The movie really reminds me of a movie I saw around this time last year: Margin Call. It’s not hard to see why — they’re both about Wall Street and some of the transgression that may lead to turmoil. In Arbitrage, Gere is a financial wizard who is in the process of selling his firm (that he built from the ground up to a $600 million business). In amongst this, there are affairs, murder, lies, cheating, scandal — just about everything you’d expect in a good movie. While clearly a movie, some of these plots don’t seem out of the realm of possibility for actually happening (in real life).

The one thing that I found the most telling was something towards the end of the movie. Now, it’s going to spoil the movie, so this is where I’m supposed to say “SPOILER ALERT.” If you don’t want the plot ruined, you should definitely bookmark this post and come back to it after having watched the movie. You can watch it on Amazon right now!

Okay — so this is what it was: as the acquiring CEO is on the way to the gala, his right-hand man hands him a piece of paper that points out that Gere’s character’s firm has a $400 million shortfall.

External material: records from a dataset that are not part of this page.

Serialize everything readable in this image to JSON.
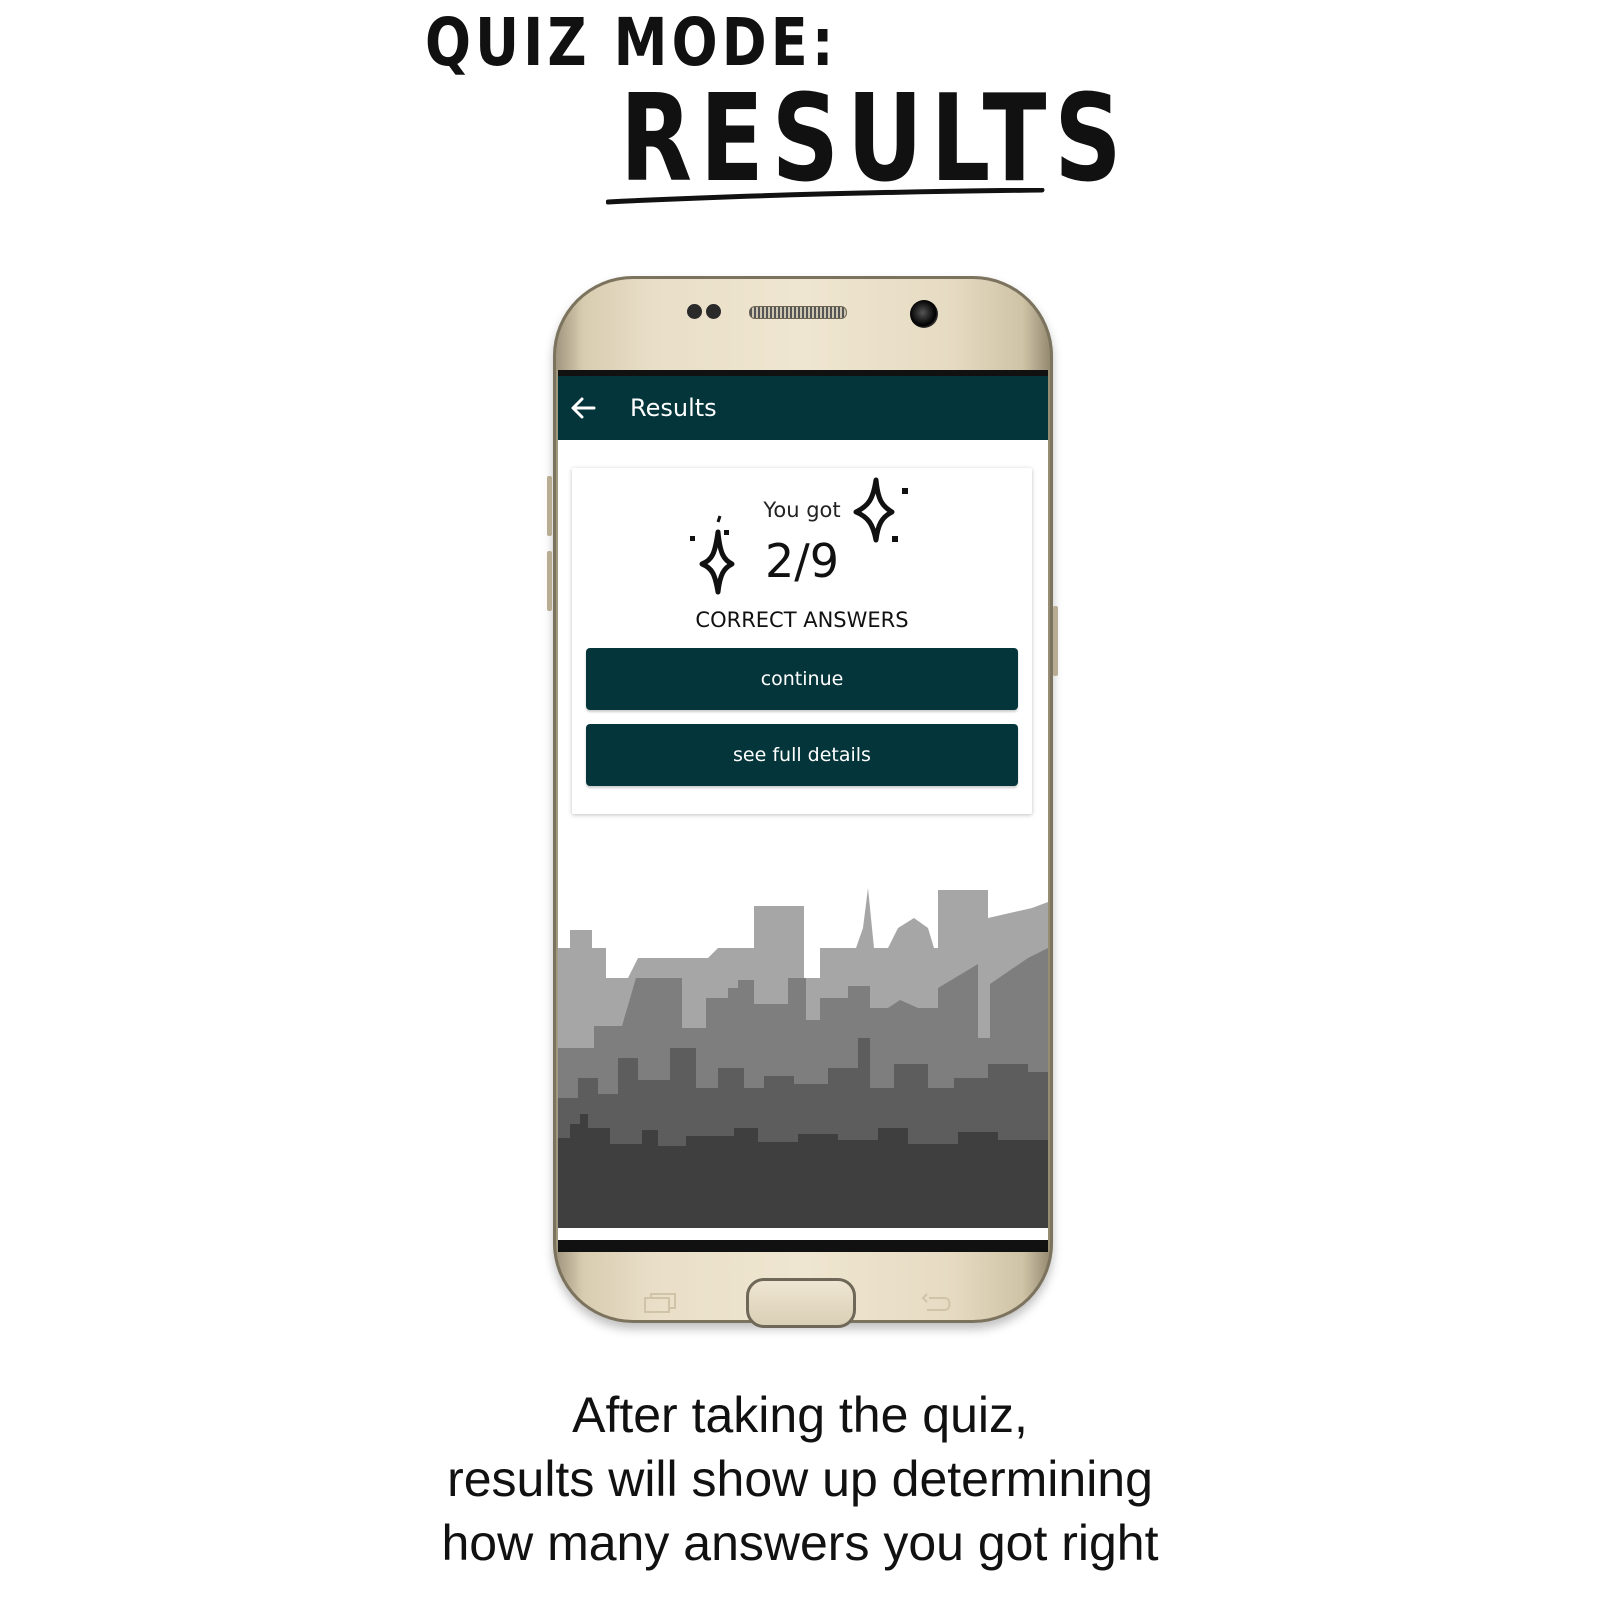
{
  "heading": {
    "line1": "QUIZ MODE:",
    "line2": "RESULTS"
  },
  "app": {
    "title": "Results",
    "back_icon": "arrow-left-icon",
    "bar_color": "#04353a"
  },
  "result_card": {
    "intro": "You got",
    "score": "2/9",
    "label": "CORRECT ANSWERS",
    "decoration_icon": "sparkle-icon"
  },
  "buttons": {
    "continue_label": "continue",
    "details_label": "see full details"
  },
  "caption": {
    "line1": "After taking the quiz,",
    "line2": "results will show up determining",
    "line3": "how many answers you got right"
  }
}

The CEO says something to the effect of, “what do you think?” And right-hand man says, “It’s all right there.” And then the CEO says, “I don’t see anything.” And then the CEO smiles at the right-hand man.

It’s often written that mergers & acquisitions fail and there are plenty of reasons why this is the case. Managerial hubris being a key culprit. However, after watching Arbitrage, I wonder how often it happens that the acquiring firm learns about a firm’s “cooked books” after acquiring it and then has to “sit on it,” or else the stock price would take a major hit.